Several years ago I was taking a graduate theology class with other Adventist pastors. One day, as we discussed the subject of grace and forgiveness, another pastor shared his most personal story.
He came home from work one evening to hear his wife tell him that she was leaving him for another man. Dazed and reeling, the pastor had suddenly lost the love of his life.
Over time, the pastor’s heart found healing, and he married a second wife.
But then the twist. The pastor received a phone call from his first wife asking for forgiveness for what she had done. Also on the phone call was her husband, who also asked for forgiveness. While it was too late to turn the clock back, the couple wanted to repent of their sins.
The couple then asked for something more. They asked the pastor if he would rebaptize them.
A few weeks later, on a Sabbath morning, the pastor stepped into the waters of baptism with his former wife and the man she had left him for. One at a time, the pastor placed his hands on their backs and lowered them into the cleansing waters of forgiveness in Christ.
What kind of love is this? What kind of grace?
During the past year, I’ve been working on a book on the story of redemption—our relationship with God from Genesis to Revelation. What surprised me as I moved through the Scriptures is that the story of redemption isn’t just about our relationship with God. It’s about our relationships with one another.
In the Old Testament the stories leap from the pages. Esau forgives Jacob. Joseph forgives his brothers. And of course, Hosea and Gomer.
Maybe it shouldn’t surprise us that God cares about our relationships with each other. As parents, how do we feel when our kids don’t get along?
If there’s any doubt from the Old Testament about how much God cares about our relationships with each other, all doubt is removed in the life and teachings of Jesus Christ.
When Jesus spoke the well-loved words “For where two or three gather together in my name, there I am with them” (Matt. 18:20, NIV), He wasn’t talking primarily about corporate worship (Jesus doesn’t need a minimum of two or three people to be with us). He was talking about reconciliation—about believers in conflict coming together in His name.
In the verses leading up to Matthew 18:20, Jesus said: “If your brother or sister sins, go and point out their fault, just between the two of you. If they listen to you, you have won them over.
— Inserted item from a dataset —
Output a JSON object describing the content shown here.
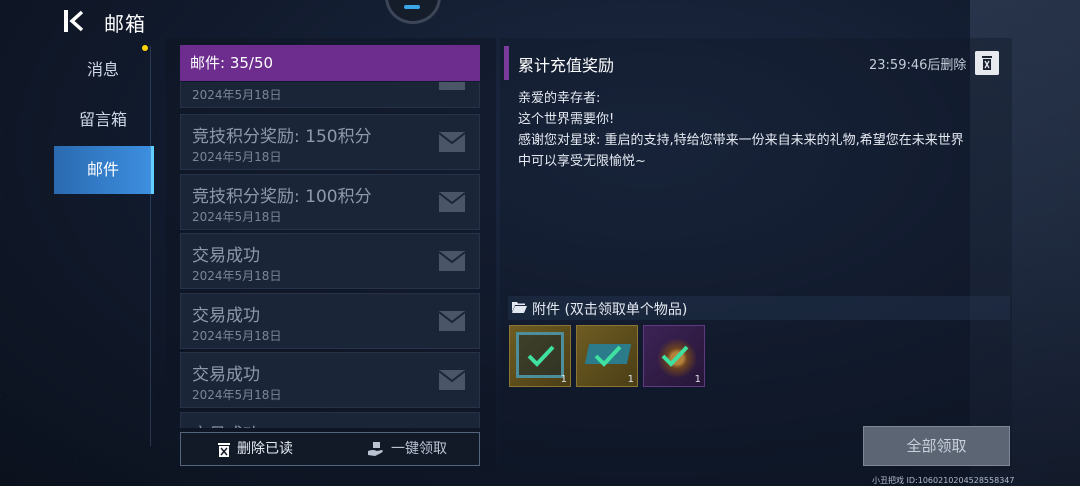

But if they will not listen, take one or two others along . . .” (verses 15, 16, NIV). Jesus cares so much about our relationships with one another that He promises to be with us when we come together in His name, to forgive as we also have been forgiven.